- Exercise materials
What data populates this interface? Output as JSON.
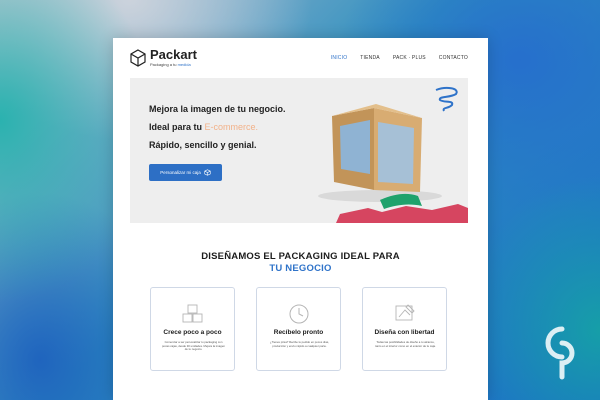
{
  "header": {
    "brand": "Packart",
    "tagline_prefix": "Packaging a tu",
    "tagline_accent": "medida"
  },
  "nav": [
    {
      "label": "INICIO",
      "active": true
    },
    {
      "label": "TIENDA",
      "active": false
    },
    {
      "label": "PACK · PLUS",
      "active": false
    },
    {
      "label": "CONTACTO",
      "active": false
    }
  ],
  "hero": {
    "line1": "Mejora la imagen de tu negocio.",
    "line2_prefix": "Ideal para tu",
    "line2_highlight": "E-commerce.",
    "line3": "Rápido, sencillo y genial.",
    "button_label": "Personalizar mi caja"
  },
  "section": {
    "title_line1": "DISEÑAMOS EL PACKAGING IDEAL PARA",
    "title_line2": "TU NEGOCIO"
  },
  "cards": [
    {
      "icon": "boxes-icon",
      "title": "Crece poco a poco",
      "text": "Comenzar a ser personalizar tu packaging con pocas cajas, desde 30 unidades. Mejora la imagen de tu negocio."
    },
    {
      "icon": "clock-icon",
      "title": "Recíbelo pronto",
      "text": "¿Tienes prisa? Recibe tu pedido en pocos días, producción y envío rápido a cualquier parte."
    },
    {
      "icon": "design-icon",
      "title": "Diseña con libertad",
      "text": "Todas las posibilidades de diseño a tu alcance, tanto en el interior como en el exterior de tu caja."
    }
  ],
  "colors": {
    "accent": "#2f73c9",
    "highlight": "#f2b28a",
    "hero_bg": "#eeeeee",
    "box_kraft": "#c9a06a",
    "box_label": "#8ab6e0",
    "shape_green": "#1fa26c",
    "shape_red": "#d64560"
  }
}
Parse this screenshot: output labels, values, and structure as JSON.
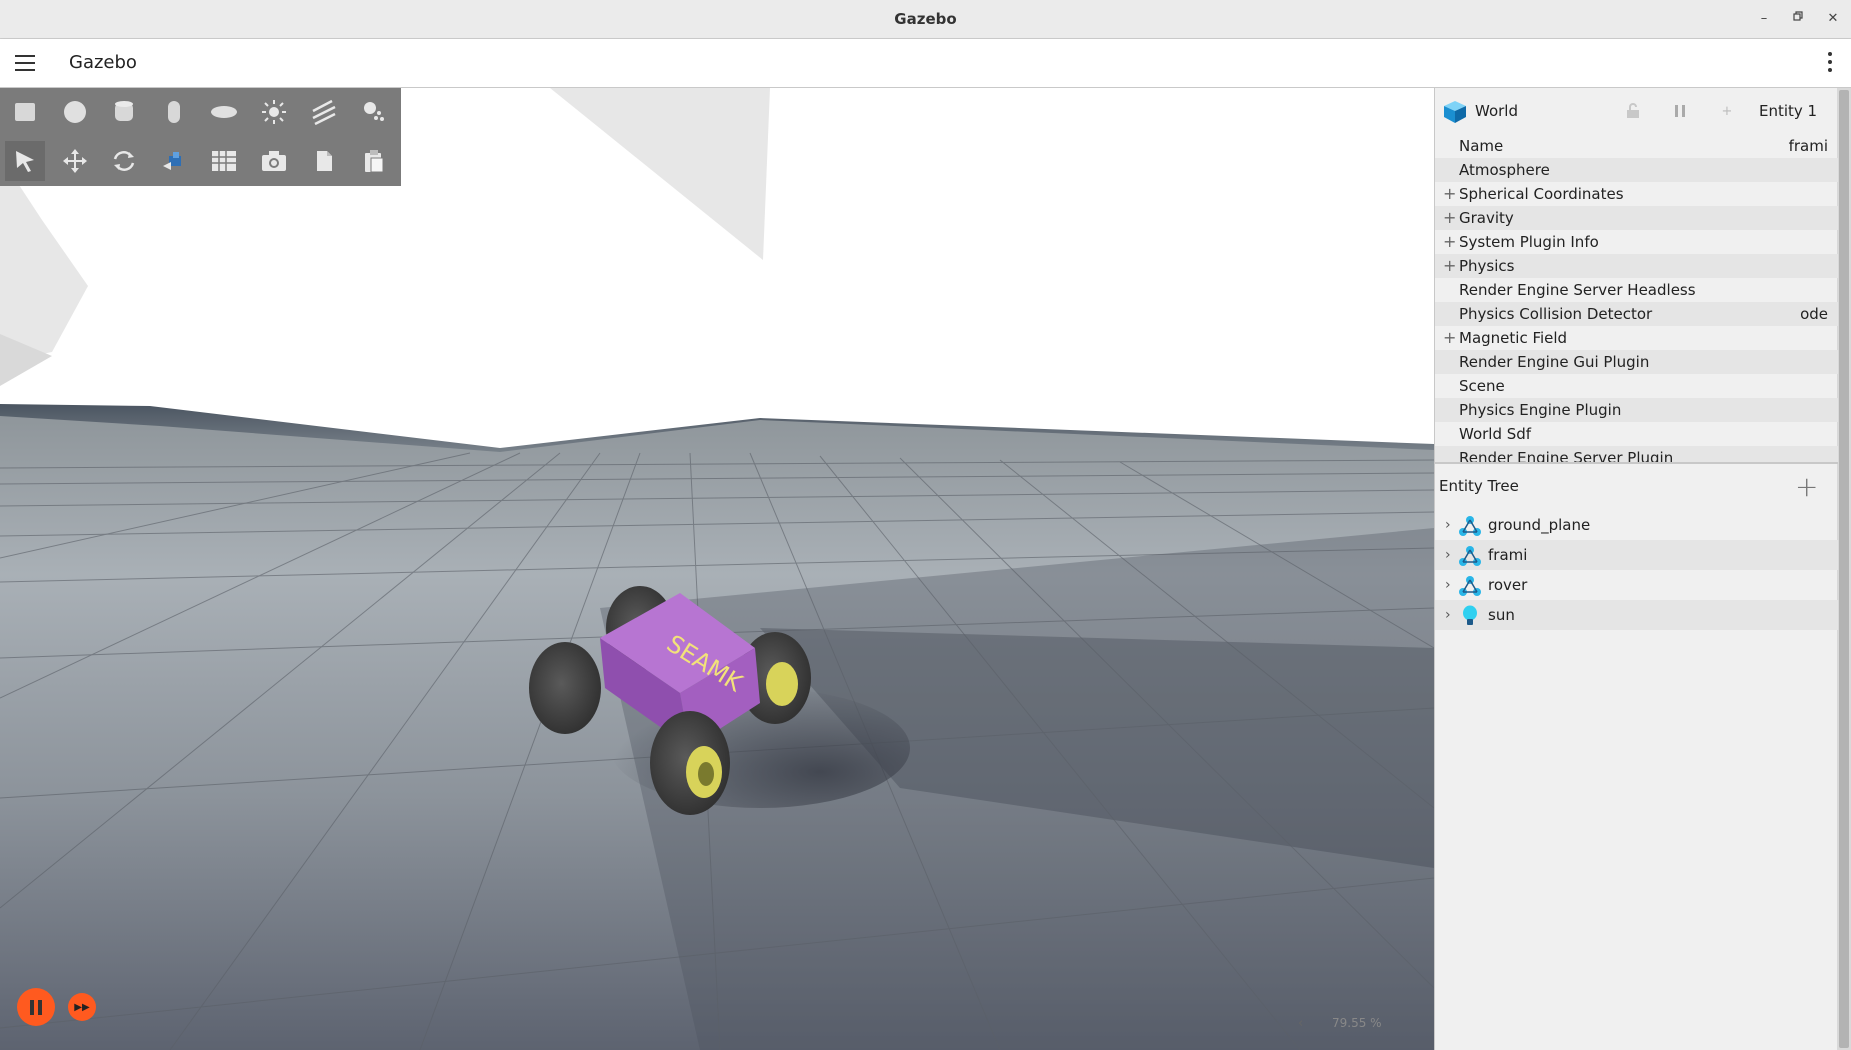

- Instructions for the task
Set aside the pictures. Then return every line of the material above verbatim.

- Completed task
What data populates this interface? Output as JSON.
{
  "header": {
    "brand": "Packart",
    "tagline_prefix": "Packaging a tu",
    "tagline_accent": "medida"
  },
  "nav": [
    {
      "label": "INICIO",
      "active": true
    },
    {
      "label": "TIENDA",
      "active": false
    },
    {
      "label": "PACK · PLUS",
      "active": false
    },
    {
      "label": "CONTACTO",
      "active": false
    }
  ],
  "hero": {
    "line1": "Mejora la imagen de tu negocio.",
    "line2_prefix": "Ideal para tu",
    "line2_highlight": "E-commerce.",
    "line3": "Rápido, sencillo y genial.",
    "button_label": "Personalizar mi caja"
  },
  "section": {
    "title_line1": "DISEÑAMOS EL PACKAGING IDEAL PARA",
    "title_line2": "TU NEGOCIO"
  },
  "cards": [
    {
      "icon": "boxes-icon",
      "title": "Crece poco a poco",
      "text": "Comenzar a ser personalizar tu packaging con pocas cajas, desde 30 unidades. Mejora la imagen de tu negocio."
    },
    {
      "icon": "clock-icon",
      "title": "Recíbelo pronto",
      "text": "¿Tienes prisa? Recibe tu pedido en pocos días, producción y envío rápido a cualquier parte."
    },
    {
      "icon": "design-icon",
      "title": "Diseña con libertad",
      "text": "Todas las posibilidades de diseño a tu alcance, tanto en el interior como en el exterior de tu caja."
    }
  ],
  "colors": {
    "accent": "#2f73c9",
    "highlight": "#f2b28a",
    "hero_bg": "#eeeeee",
    "box_kraft": "#c9a06a",
    "box_label": "#8ab6e0",
    "shape_green": "#1fa26c",
    "shape_red": "#d64560"
  }
}
Parse this screenshot: output labels, values, and structure as JSON.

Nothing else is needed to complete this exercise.